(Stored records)
________________

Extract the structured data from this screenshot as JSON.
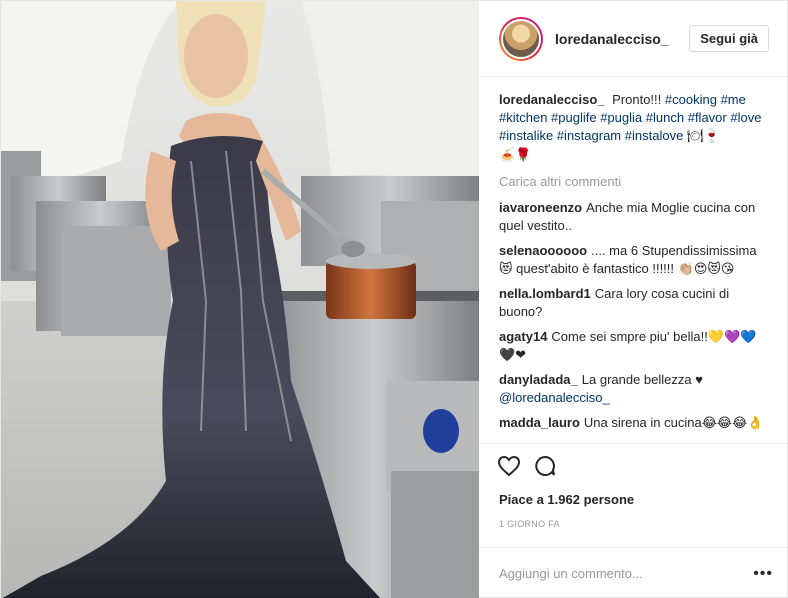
{
  "post": {
    "username": "loredanalecciso_",
    "follow_label": "Segui già",
    "caption": {
      "user": "loredanalecciso_",
      "text": "Pronto!!!",
      "hashtags": [
        "#cooking",
        "#me",
        "#kitchen",
        "#puglife",
        "#puglia",
        "#lunch",
        "#flavor",
        "#love",
        "#instalike",
        "#instagram",
        "#instalove"
      ],
      "emoji_tail": "🍽🍷",
      "emoji_line": "🍝🌹"
    },
    "load_more": "Carica altri commenti",
    "comments": [
      {
        "user": "iavaroneenzo",
        "text": "Anche mia Moglie cucina con quel vestito.."
      },
      {
        "user": "selenaoooooo",
        "text": ".... ma 6 Stupendissimissima 😻 quest'abito è fantastico !!!!!! 👏🏼😍😻😘"
      },
      {
        "user": "nella.lombard1",
        "text": "Cara lory cosa cucini di buono?"
      },
      {
        "user": "agaty14",
        "text": "Come sei smpre piu' bella!!💛💜💙🖤❤"
      },
      {
        "user": "danyladada_",
        "text": "La grande bellezza ♥",
        "mention": "@loredanalecciso_"
      },
      {
        "user": "madda_lauro",
        "text": "Una sirena in cucina😂😂😂👌"
      }
    ],
    "likes": "Piace a 1.962 persone",
    "time": "1 GIORNO FA",
    "add_comment_placeholder": "Aggiungi un commento...",
    "more_options": "•••"
  },
  "icons": [
    "heart-icon",
    "comment-icon",
    "more-options-icon"
  ]
}
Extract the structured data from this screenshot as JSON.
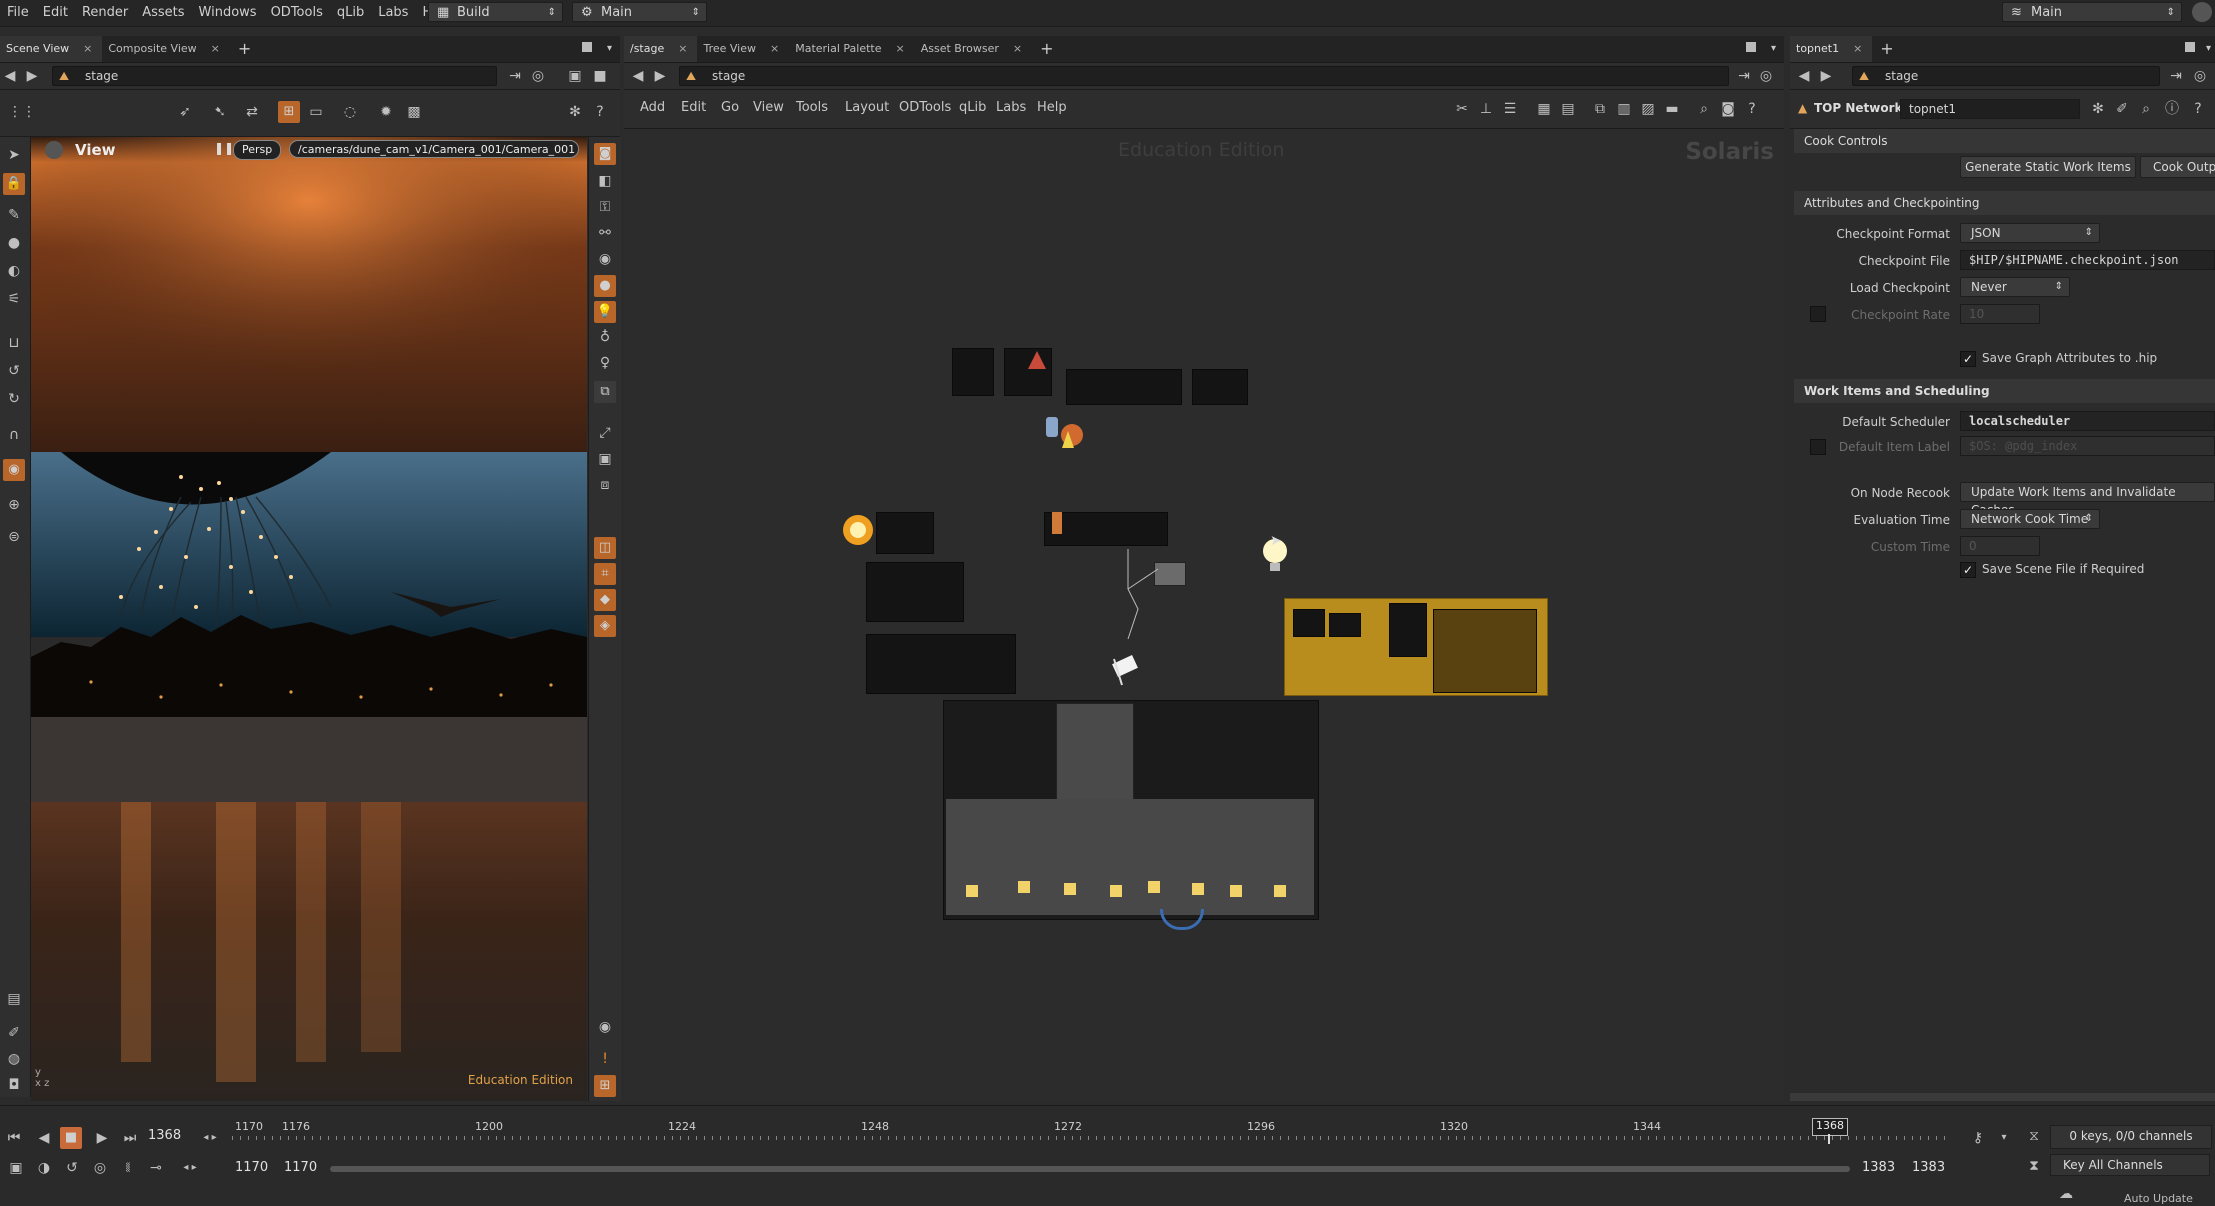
{
  "menubar": {
    "items": [
      "File",
      "Edit",
      "Render",
      "Assets",
      "Windows",
      "ODTools",
      "qLib",
      "Labs",
      "Help"
    ],
    "desktop": "Build",
    "context": "Main",
    "right_context": "Main"
  },
  "left_pane": {
    "tabs": [
      "Scene View",
      "Composite View"
    ],
    "path": "stage",
    "view_label": "View",
    "camera_menu": "Persp",
    "camera_path": "/cameras/dune_cam_v1/Camera_001/Camera_001",
    "watermark": "Education Edition",
    "axis_label": "y\nx z"
  },
  "center_pane": {
    "tabs": [
      "/stage",
      "Tree View",
      "Material Palette",
      "Asset Browser"
    ],
    "path": "stage",
    "menus": [
      "Add",
      "Edit",
      "Go",
      "View",
      "Tools",
      "Layout",
      "ODTools",
      "qLib",
      "Labs",
      "Help"
    ],
    "watermark_top": "Education Edition",
    "watermark_right": "Solaris"
  },
  "right_pane": {
    "tab": "topnet1",
    "path": "stage",
    "node_type": "TOP Network",
    "node_name": "topnet1",
    "cook_controls": "Cook Controls",
    "generate_btn": "Generate Static Work Items",
    "cook_output_btn": "Cook Outp",
    "sec_attributes": "Attributes and Checkpointing",
    "checkpoint_format_label": "Checkpoint Format",
    "checkpoint_format_value": "JSON",
    "checkpoint_file_label": "Checkpoint File",
    "checkpoint_file_value": "$HIP/$HIPNAME.checkpoint.json",
    "load_checkpoint_label": "Load Checkpoint",
    "load_checkpoint_value": "Never",
    "checkpoint_rate_label": "Checkpoint Rate",
    "checkpoint_rate_value": "10",
    "save_graph_label": "Save Graph Attributes to .hip",
    "sec_work_items": "Work Items and Scheduling",
    "default_scheduler_label": "Default Scheduler",
    "default_scheduler_value": "localscheduler",
    "default_item_label_label": "Default Item Label",
    "default_item_label_value": "$OS: @pdg_index",
    "on_node_recook_label": "On Node Recook",
    "on_node_recook_value": "Update Work Items and Invalidate Caches",
    "evaluation_time_label": "Evaluation Time",
    "evaluation_time_value": "Network Cook Time",
    "custom_time_label": "Custom Time",
    "custom_time_value": "0",
    "save_scene_label": "Save Scene File if Required"
  },
  "timeline": {
    "current_frame": "1368",
    "ticks": [
      "1170",
      "1176",
      "1200",
      "1224",
      "1248",
      "1272",
      "1296",
      "1320",
      "1344"
    ],
    "marker": "1368",
    "start_a": "1170",
    "start_b": "1170",
    "end_a": "1383",
    "end_b": "1383",
    "keys_label": "0 keys, 0/0 channels",
    "key_all_label": "Key All Channels",
    "auto_update": "Auto Update"
  },
  "colors": {
    "accent_yellow": "#b98c1e",
    "bg": "#2b2b2b"
  }
}
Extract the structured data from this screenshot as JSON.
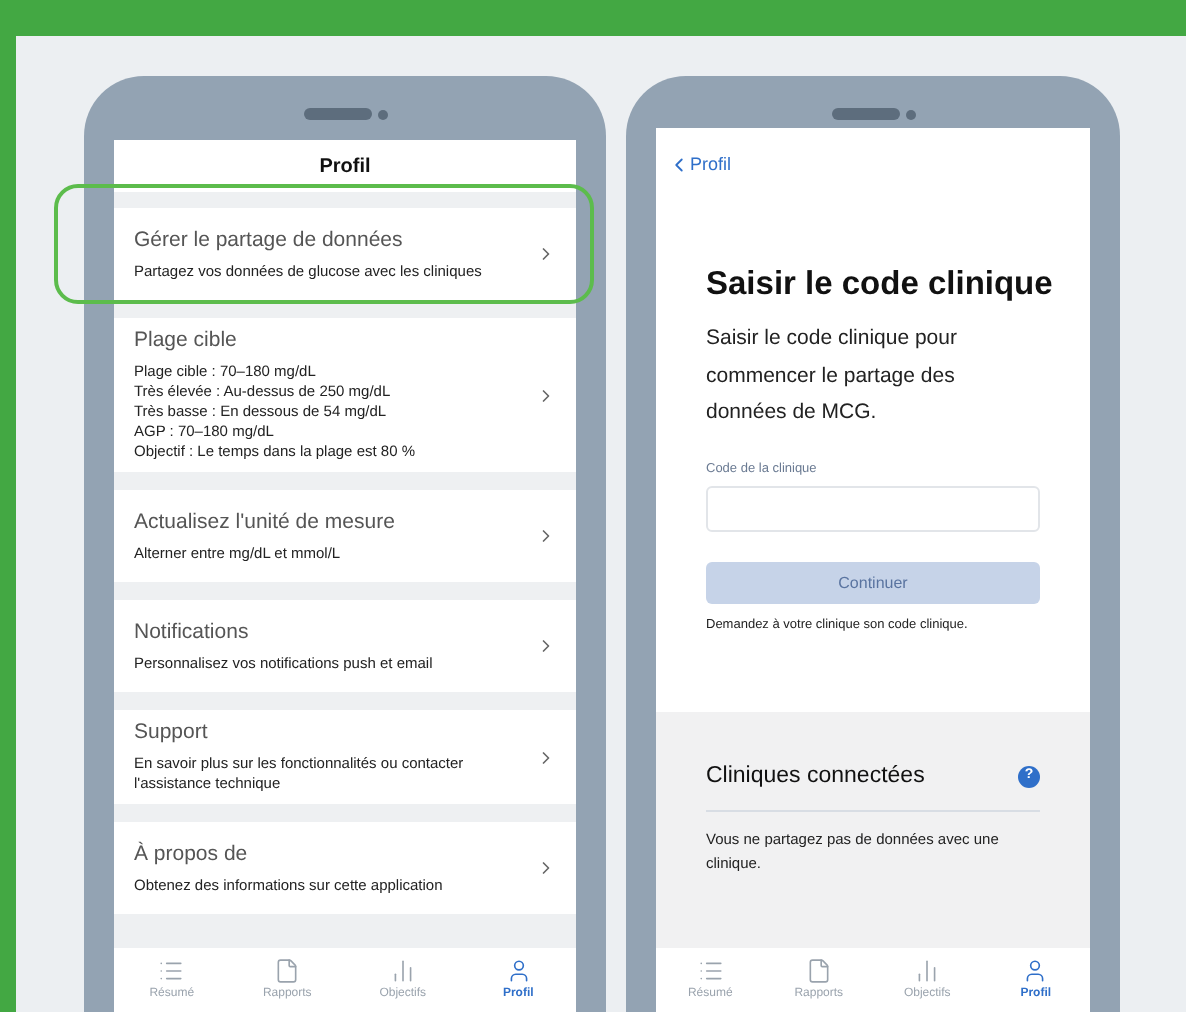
{
  "left_screen": {
    "header_title": "Profil",
    "items": [
      {
        "title": "Gérer le partage de données",
        "lines": [
          "Partagez vos données de glucose avec les cliniques"
        ],
        "highlighted": true
      },
      {
        "title": "Plage cible",
        "lines": [
          "Plage cible : 70–180 mg/dL",
          "Très élevée : Au-dessus de 250 mg/dL",
          "Très basse : En dessous de 54 mg/dL",
          "AGP : 70–180 mg/dL",
          "Objectif : Le temps dans la plage est 80 %"
        ],
        "highlighted": false
      },
      {
        "title": "Actualisez l'unité de mesure",
        "lines": [
          "Alterner entre mg/dL et mmol/L"
        ],
        "highlighted": false
      },
      {
        "title": "Notifications",
        "lines": [
          "Personnalisez vos notifications push et email"
        ],
        "highlighted": false
      },
      {
        "title": "Support",
        "lines": [
          "En savoir plus sur les fonctionnalités ou contacter l'assistance technique"
        ],
        "highlighted": false
      },
      {
        "title": "À propos de",
        "lines": [
          "Obtenez des informations sur cette application"
        ],
        "highlighted": false
      }
    ],
    "tab_bar": [
      {
        "label": "Résumé",
        "kind": "list",
        "selected": false
      },
      {
        "label": "Rapports",
        "kind": "file",
        "selected": false
      },
      {
        "label": "Objectifs",
        "kind": "chart",
        "selected": false
      },
      {
        "label": "Profil",
        "kind": "user",
        "selected": true
      }
    ]
  },
  "right_screen": {
    "back_link": "Profil",
    "title": "Saisir le code clinique",
    "description": "Saisir le code clinique pour commencer le partage des données de MCG.",
    "field": {
      "label": "Code de la clinique"
    },
    "button": {
      "label": "Continuer",
      "disabled": true
    },
    "hint": "Demandez à votre clinique son code clinique.",
    "connected": {
      "title": "Cliniques connectées",
      "help": "?",
      "message": "Vous ne partagez pas de données avec une clinique."
    },
    "tab_bar": [
      {
        "label": "Résumé",
        "kind": "list",
        "selected": false
      },
      {
        "label": "Rapports",
        "kind": "file",
        "selected": false
      },
      {
        "label": "Objectifs",
        "kind": "chart",
        "selected": false
      },
      {
        "label": "Profil",
        "kind": "user",
        "selected": true
      }
    ]
  }
}
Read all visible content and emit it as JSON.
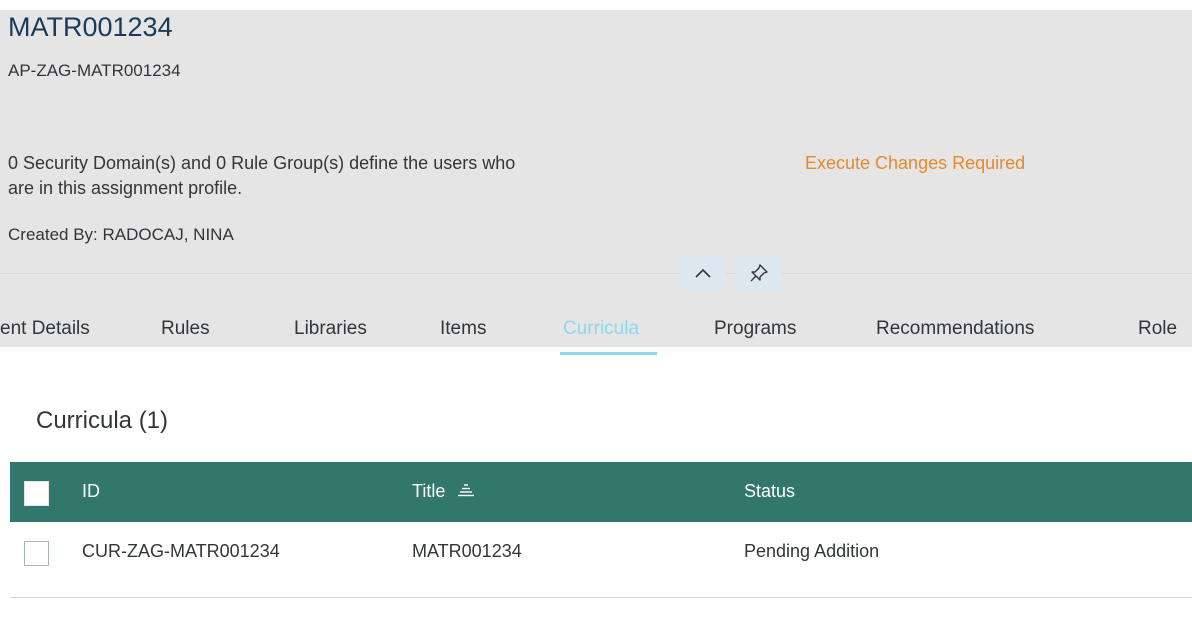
{
  "header": {
    "title": "MATR001234",
    "subtitle": "AP-ZAG-MATR001234",
    "description_line1": "0 Security Domain(s) and 0 Rule Group(s) define the users who",
    "description_line2": "are in this assignment profile.",
    "execute_link": "Execute Changes Required",
    "created_by": "Created By: RADOCAJ, NINA",
    "collapse_icon": "chevron-up-icon",
    "pin_icon": "pin-icon",
    "accent_color": "#e9882a"
  },
  "tabs": [
    {
      "label": "ent Details"
    },
    {
      "label": "Rules"
    },
    {
      "label": "Libraries"
    },
    {
      "label": "Items"
    },
    {
      "label": "Curricula",
      "active": true
    },
    {
      "label": "Programs"
    },
    {
      "label": "Recommendations"
    },
    {
      "label": "Role"
    }
  ],
  "section": {
    "title": "Curricula (1)"
  },
  "table": {
    "header_color": "#32776b",
    "columns": [
      "ID",
      "Title",
      "Status"
    ],
    "sort_icon": "sort-icon",
    "rows": [
      {
        "id": "CUR-ZAG-MATR001234",
        "title": "MATR001234",
        "status": "Pending Addition",
        "selected": false
      }
    ]
  }
}
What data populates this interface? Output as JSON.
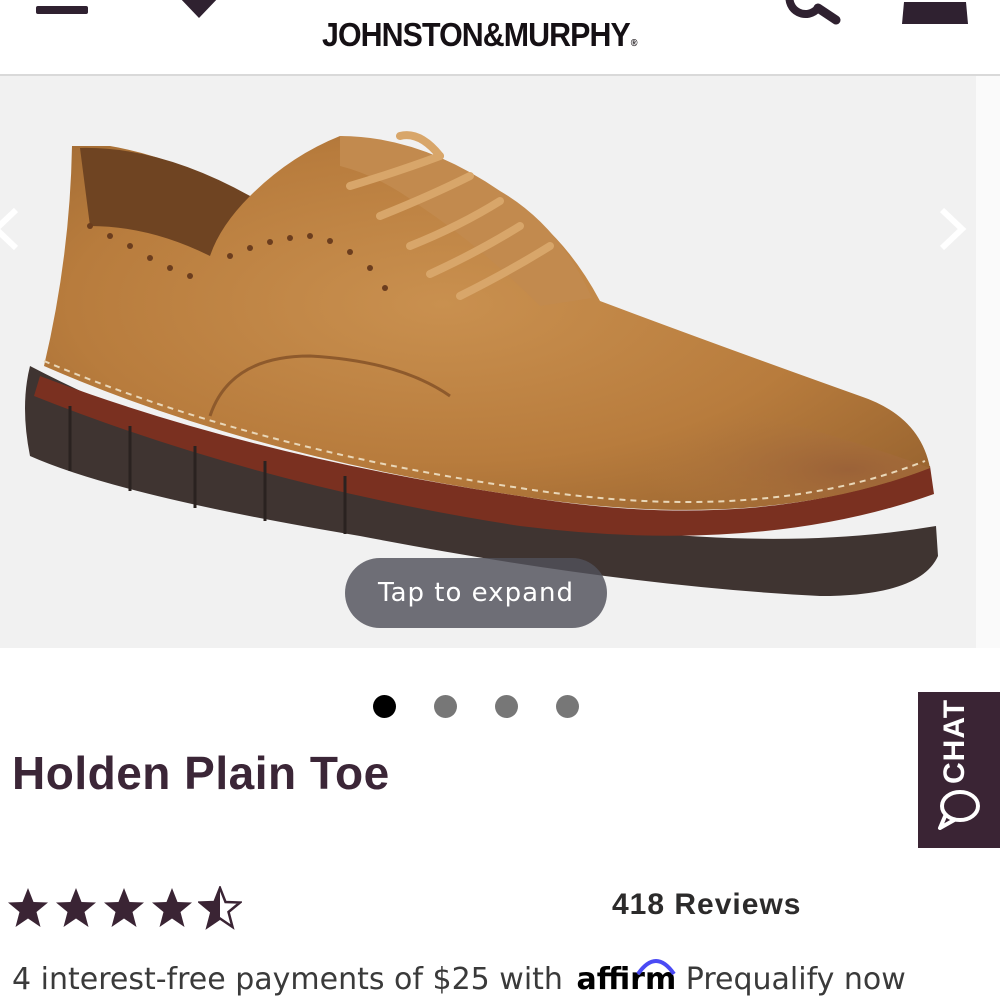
{
  "header": {
    "menu_icon": "hamburger-menu-icon",
    "store_icon": "location-pin-icon",
    "brand_name": "JOHNSTON&MURPHY",
    "brand_mark": "®",
    "search_icon": "search-icon",
    "bag_icon": "shopping-bag-icon"
  },
  "gallery": {
    "prev_icon": "chevron-left-icon",
    "next_icon": "chevron-right-icon",
    "expand_label": "Tap to expand",
    "dot_count": 4,
    "active_dot": 1
  },
  "product": {
    "title": "Holden Plain Toe",
    "rating": 4.5,
    "reviews_label": "418 Reviews"
  },
  "chat": {
    "label": "CHAT",
    "icon": "chat-bubble-icon"
  },
  "payments": {
    "text": "4 interest-free payments of $25 with ",
    "affirm_brand": "affirm",
    "prequalify": "Prequalify now"
  },
  "colors": {
    "brand_plum": "#3a2434",
    "star": "#3a2434",
    "header_border": "#d9d9d9"
  }
}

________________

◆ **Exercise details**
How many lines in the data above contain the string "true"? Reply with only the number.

◆ **Exercise output**
5